**Required work**
Please repeat the whole listing exactly, but leave the pictures out.

**Records to use**
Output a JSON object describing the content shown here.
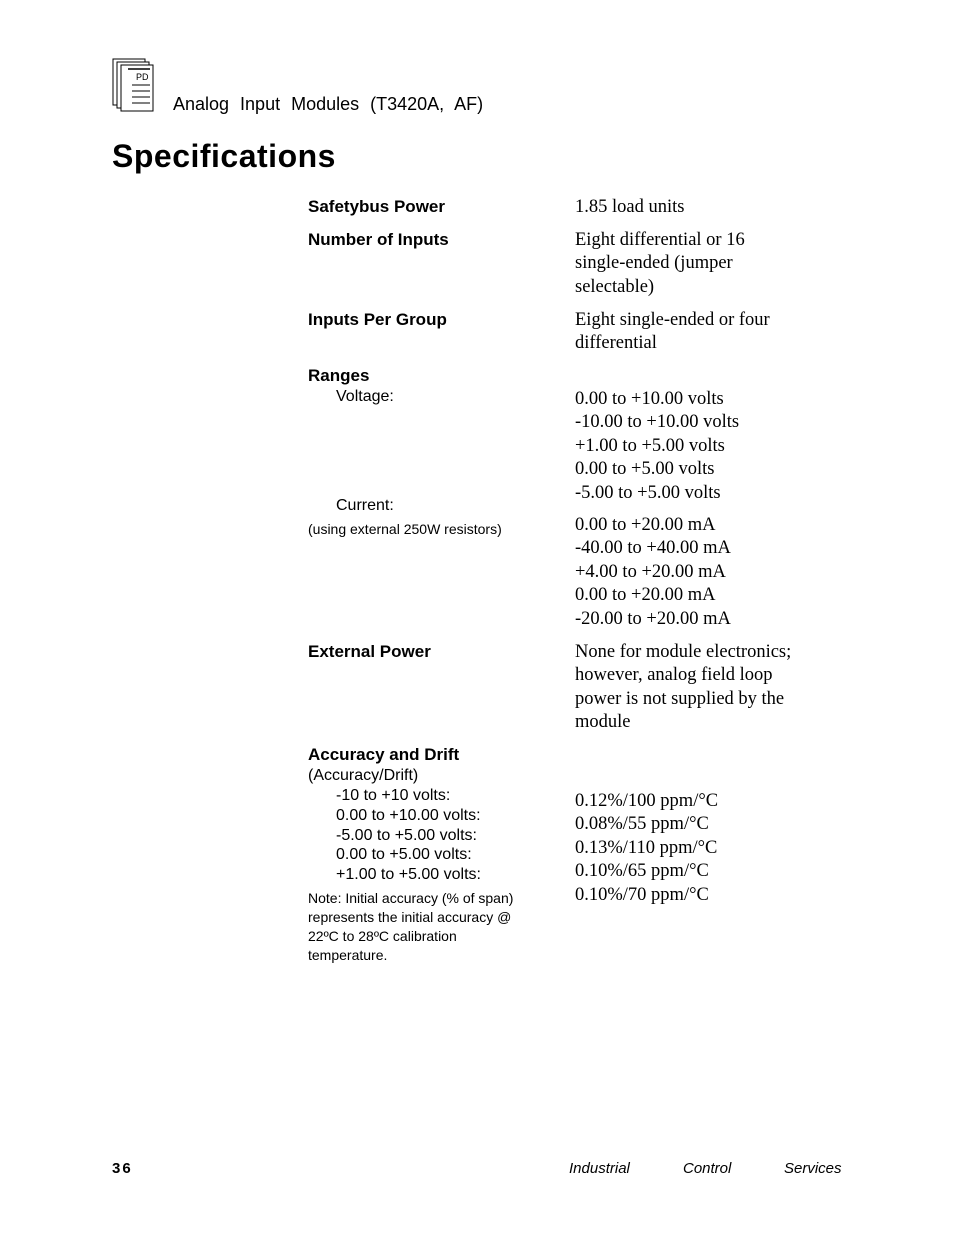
{
  "header": {
    "logo_icon": "pd-document-stack-icon",
    "logo_text": "PD",
    "subtitle": "Analog Input Modules (T3420A, AF)"
  },
  "title": "Specifications",
  "specs": {
    "safetybus_power": {
      "label": "Safetybus Power",
      "value": "1.85 load units"
    },
    "number_of_inputs": {
      "label": "Number of Inputs",
      "value_lines": [
        "Eight differential or 16",
        "single-ended (jumper",
        "selectable)"
      ]
    },
    "inputs_per_group": {
      "label": "Inputs Per Group",
      "value_lines": [
        "Eight single-ended or four",
        "differential"
      ]
    },
    "ranges": {
      "label": "Ranges",
      "voltage_label": "Voltage:",
      "voltage_values": [
        "0.00 to +10.00 volts",
        "-10.00 to +10.00 volts",
        "+1.00 to +5.00 volts",
        "0.00 to +5.00 volts",
        "-5.00 to +5.00 volts"
      ],
      "current_label": "Current:",
      "current_note": "(using external 250W resistors)",
      "current_values": [
        "0.00 to +20.00 mA",
        "-40.00 to +40.00 mA",
        "+4.00 to +20.00 mA",
        "0.00 to +20.00 mA",
        "-20.00 to +20.00 mA"
      ]
    },
    "external_power": {
      "label": "External Power",
      "value_lines": [
        "None for module electronics;",
        "however, analog field loop",
        "power is not supplied by the",
        "module"
      ]
    },
    "accuracy_drift": {
      "label": "Accuracy and Drift",
      "sublabel": "(Accuracy/Drift)",
      "rows": [
        {
          "range": "-10 to +10 volts:",
          "value": "0.12%/100 ppm/°C"
        },
        {
          "range": "0.00 to +10.00 volts:",
          "value": "0.08%/55 ppm/°C"
        },
        {
          "range": "-5.00 to +5.00 volts:",
          "value": "0.13%/110 ppm/°C"
        },
        {
          "range": "0.00 to +5.00 volts:",
          "value": "0.10%/65 ppm/°C"
        },
        {
          "range": "+1.00 to +5.00 volts:",
          "value": "0.10%/70 ppm/°C"
        }
      ],
      "note_lines": [
        "Note:  Initial accuracy (% of span)",
        "represents the initial accuracy @",
        "22ºC to 28ºC calibration",
        "temperature."
      ]
    }
  },
  "footer": {
    "page_number": "36",
    "words": [
      "Industrial",
      "Control",
      "Services"
    ]
  }
}
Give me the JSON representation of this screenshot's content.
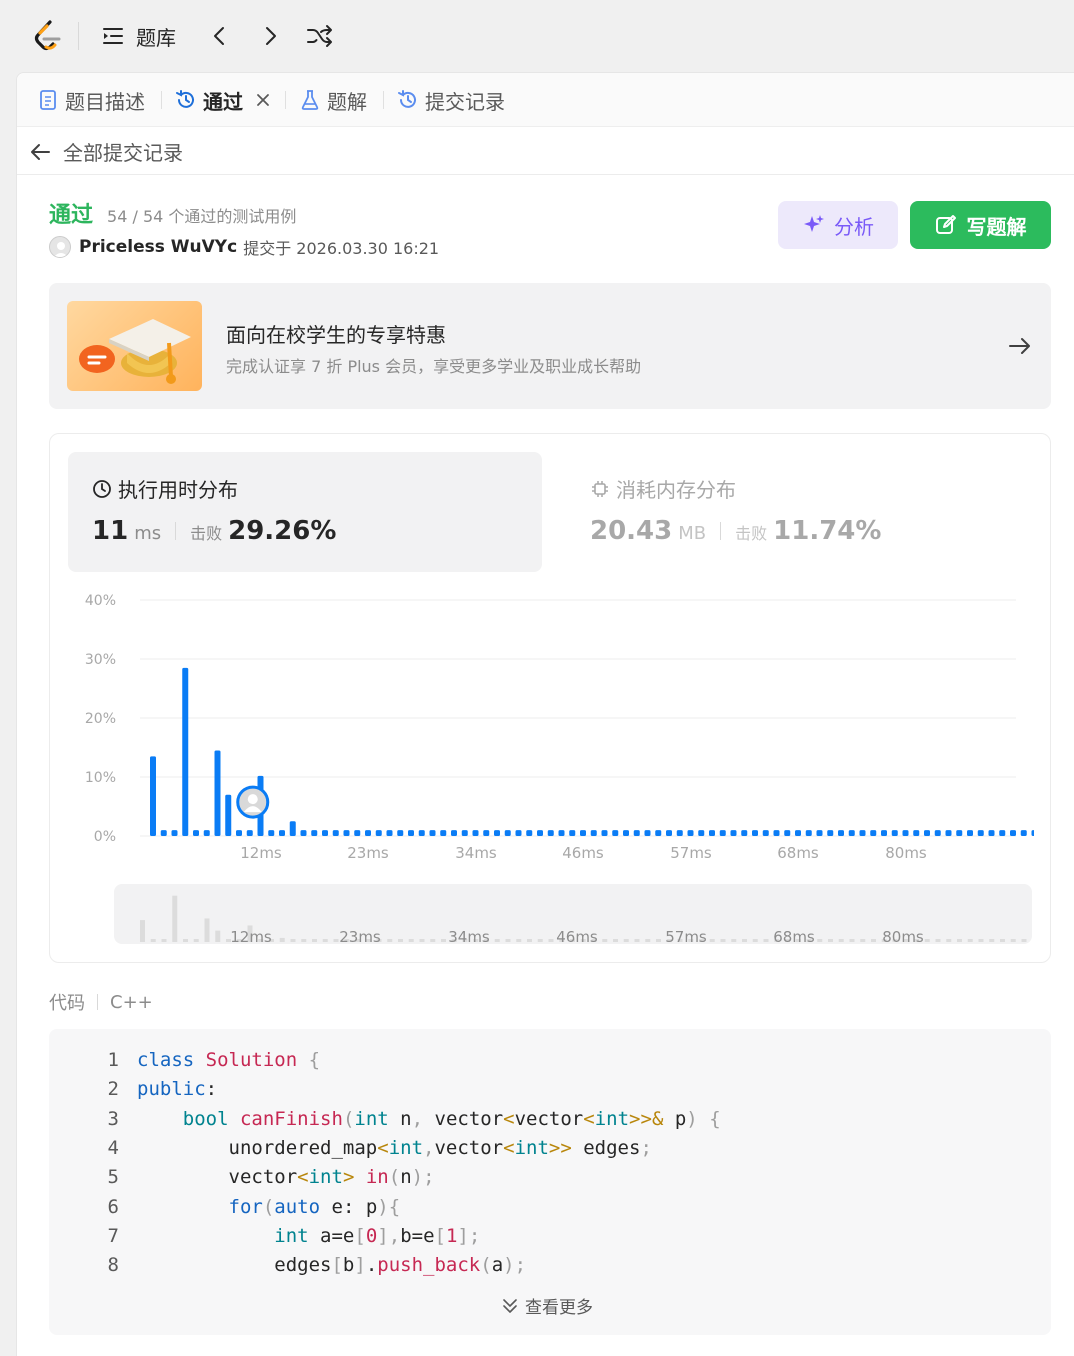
{
  "topbar": {
    "problems_label": "题库"
  },
  "tabs": [
    {
      "label": "题目描述",
      "icon": "document-icon"
    },
    {
      "label": "通过",
      "icon": "history-icon"
    },
    {
      "label": "题解",
      "icon": "flask-icon"
    },
    {
      "label": "提交记录",
      "icon": "history-icon"
    }
  ],
  "subheader": {
    "back_label": "全部提交记录"
  },
  "submission": {
    "status": "通过",
    "detail": "54 / 54 个通过的测试用例",
    "author": "Priceless WuVYc",
    "submitted": "提交于 2026.03.30 16:21"
  },
  "actions": {
    "analyze_label": "分析",
    "write_label": "写题解"
  },
  "promo": {
    "title": "面向在校学生的专享特惠",
    "subtitle": "完成认证享 7 折 Plus 会员，享受更多学业及职业成长帮助"
  },
  "runtime": {
    "title": "执行用时分布",
    "value": "11",
    "unit": "ms",
    "beat_label": "击败",
    "beat": "29.26%"
  },
  "memory": {
    "title": "消耗内存分布",
    "value": "20.43",
    "unit": "MB",
    "beat_label": "击败",
    "beat": "11.74%"
  },
  "chart_data": {
    "type": "bar",
    "ylabel_ticks": [
      "0%",
      "10%",
      "20%",
      "30%",
      "40%"
    ],
    "ylim": [
      0,
      40
    ],
    "xticks": [
      "12ms",
      "23ms",
      "34ms",
      "46ms",
      "57ms",
      "68ms",
      "80ms"
    ],
    "values": [
      13.5,
      1,
      1,
      28.5,
      1,
      1,
      14.5,
      7,
      1,
      1,
      10.2,
      1,
      1,
      2.5,
      1,
      1,
      1,
      1,
      1,
      1,
      1,
      1,
      1,
      1,
      1,
      1,
      1,
      1,
      1,
      1,
      1,
      1,
      1,
      1,
      1,
      1,
      1,
      1,
      1,
      1,
      1,
      1,
      1,
      1,
      1,
      1,
      1,
      1,
      1,
      1,
      1,
      1,
      1,
      1,
      1,
      1,
      1,
      1,
      1,
      1,
      1,
      1,
      1,
      1,
      1,
      1,
      1,
      1,
      1,
      1,
      1,
      1,
      1,
      1,
      1,
      1,
      1,
      1,
      1,
      1,
      1,
      1,
      1
    ],
    "highlight_index": 9,
    "bar_color": "#0a7cf5",
    "grid": true
  },
  "code_section": {
    "title": "代码",
    "language": "C++",
    "more_label": "查看更多"
  },
  "code_lines": [
    {
      "n": "1",
      "text": "class Solution {"
    },
    {
      "n": "2",
      "text": "public:"
    },
    {
      "n": "3",
      "text": "    bool canFinish(int n, vector<vector<int>>& p) {"
    },
    {
      "n": "4",
      "text": "        unordered_map<int,vector<int>> edges;"
    },
    {
      "n": "5",
      "text": "        vector<int> in(n);"
    },
    {
      "n": "6",
      "text": "        for(auto e: p){"
    },
    {
      "n": "7",
      "text": "            int a=e[0],b=e[1];"
    },
    {
      "n": "8",
      "text": "            edges[b].push_back(a);"
    }
  ]
}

**Result**
Output a JSON object describing the content shown here.
{
  "header": {
    "logo_icon": "pd-document-stack-icon",
    "logo_text": "PD",
    "subtitle": "Analog Input Modules (T3420A, AF)"
  },
  "title": "Specifications",
  "specs": {
    "safetybus_power": {
      "label": "Safetybus Power",
      "value": "1.85 load units"
    },
    "number_of_inputs": {
      "label": "Number of Inputs",
      "value_lines": [
        "Eight differential or 16",
        "single-ended (jumper",
        "selectable)"
      ]
    },
    "inputs_per_group": {
      "label": "Inputs Per Group",
      "value_lines": [
        "Eight single-ended or four",
        "differential"
      ]
    },
    "ranges": {
      "label": "Ranges",
      "voltage_label": "Voltage:",
      "voltage_values": [
        "0.00 to +10.00 volts",
        "-10.00 to +10.00 volts",
        "+1.00 to +5.00 volts",
        "0.00 to +5.00 volts",
        "-5.00 to +5.00 volts"
      ],
      "current_label": "Current:",
      "current_note": "(using external 250W resistors)",
      "current_values": [
        "0.00 to +20.00 mA",
        "-40.00 to +40.00 mA",
        "+4.00 to +20.00 mA",
        "0.00 to +20.00 mA",
        "-20.00 to +20.00 mA"
      ]
    },
    "external_power": {
      "label": "External Power",
      "value_lines": [
        "None for module electronics;",
        "however, analog field loop",
        "power is not supplied by the",
        "module"
      ]
    },
    "accuracy_drift": {
      "label": "Accuracy and Drift",
      "sublabel": "(Accuracy/Drift)",
      "rows": [
        {
          "range": "-10 to +10 volts:",
          "value": "0.12%/100 ppm/°C"
        },
        {
          "range": "0.00 to +10.00 volts:",
          "value": "0.08%/55 ppm/°C"
        },
        {
          "range": "-5.00 to +5.00 volts:",
          "value": "0.13%/110 ppm/°C"
        },
        {
          "range": "0.00 to +5.00 volts:",
          "value": "0.10%/65 ppm/°C"
        },
        {
          "range": "+1.00 to +5.00 volts:",
          "value": "0.10%/70 ppm/°C"
        }
      ],
      "note_lines": [
        "Note:  Initial accuracy (% of span)",
        "represents the initial accuracy @",
        "22ºC to 28ºC calibration",
        "temperature."
      ]
    }
  },
  "footer": {
    "page_number": "36",
    "words": [
      "Industrial",
      "Control",
      "Services"
    ]
  }
}
Give me the JSON representation of this screenshot's content.
{
  "topbar": {
    "problems_label": "题库"
  },
  "tabs": [
    {
      "label": "题目描述",
      "icon": "document-icon"
    },
    {
      "label": "通过",
      "icon": "history-icon"
    },
    {
      "label": "题解",
      "icon": "flask-icon"
    },
    {
      "label": "提交记录",
      "icon": "history-icon"
    }
  ],
  "subheader": {
    "back_label": "全部提交记录"
  },
  "submission": {
    "status": "通过",
    "detail": "54 / 54 个通过的测试用例",
    "author": "Priceless WuVYc",
    "submitted": "提交于 2026.03.30 16:21"
  },
  "actions": {
    "analyze_label": "分析",
    "write_label": "写题解"
  },
  "promo": {
    "title": "面向在校学生的专享特惠",
    "subtitle": "完成认证享 7 折 Plus 会员，享受更多学业及职业成长帮助"
  },
  "runtime": {
    "title": "执行用时分布",
    "value": "11",
    "unit": "ms",
    "beat_label": "击败",
    "beat": "29.26%"
  },
  "memory": {
    "title": "消耗内存分布",
    "value": "20.43",
    "unit": "MB",
    "beat_label": "击败",
    "beat": "11.74%"
  },
  "chart_data": {
    "type": "bar",
    "ylabel_ticks": [
      "0%",
      "10%",
      "20%",
      "30%",
      "40%"
    ],
    "ylim": [
      0,
      40
    ],
    "xticks": [
      "12ms",
      "23ms",
      "34ms",
      "46ms",
      "57ms",
      "68ms",
      "80ms"
    ],
    "values": [
      13.5,
      1,
      1,
      28.5,
      1,
      1,
      14.5,
      7,
      1,
      1,
      10.2,
      1,
      1,
      2.5,
      1,
      1,
      1,
      1,
      1,
      1,
      1,
      1,
      1,
      1,
      1,
      1,
      1,
      1,
      1,
      1,
      1,
      1,
      1,
      1,
      1,
      1,
      1,
      1,
      1,
      1,
      1,
      1,
      1,
      1,
      1,
      1,
      1,
      1,
      1,
      1,
      1,
      1,
      1,
      1,
      1,
      1,
      1,
      1,
      1,
      1,
      1,
      1,
      1,
      1,
      1,
      1,
      1,
      1,
      1,
      1,
      1,
      1,
      1,
      1,
      1,
      1,
      1,
      1,
      1,
      1,
      1,
      1,
      1
    ],
    "highlight_index": 9,
    "bar_color": "#0a7cf5",
    "grid": true
  },
  "code_section": {
    "title": "代码",
    "language": "C++",
    "more_label": "查看更多"
  },
  "code_lines": [
    {
      "n": "1",
      "text": "class Solution {"
    },
    {
      "n": "2",
      "text": "public:"
    },
    {
      "n": "3",
      "text": "    bool canFinish(int n, vector<vector<int>>& p) {"
    },
    {
      "n": "4",
      "text": "        unordered_map<int,vector<int>> edges;"
    },
    {
      "n": "5",
      "text": "        vector<int> in(n);"
    },
    {
      "n": "6",
      "text": "        for(auto e: p){"
    },
    {
      "n": "7",
      "text": "            int a=e[0],b=e[1];"
    },
    {
      "n": "8",
      "text": "            edges[b].push_back(a);"
    }
  ]
}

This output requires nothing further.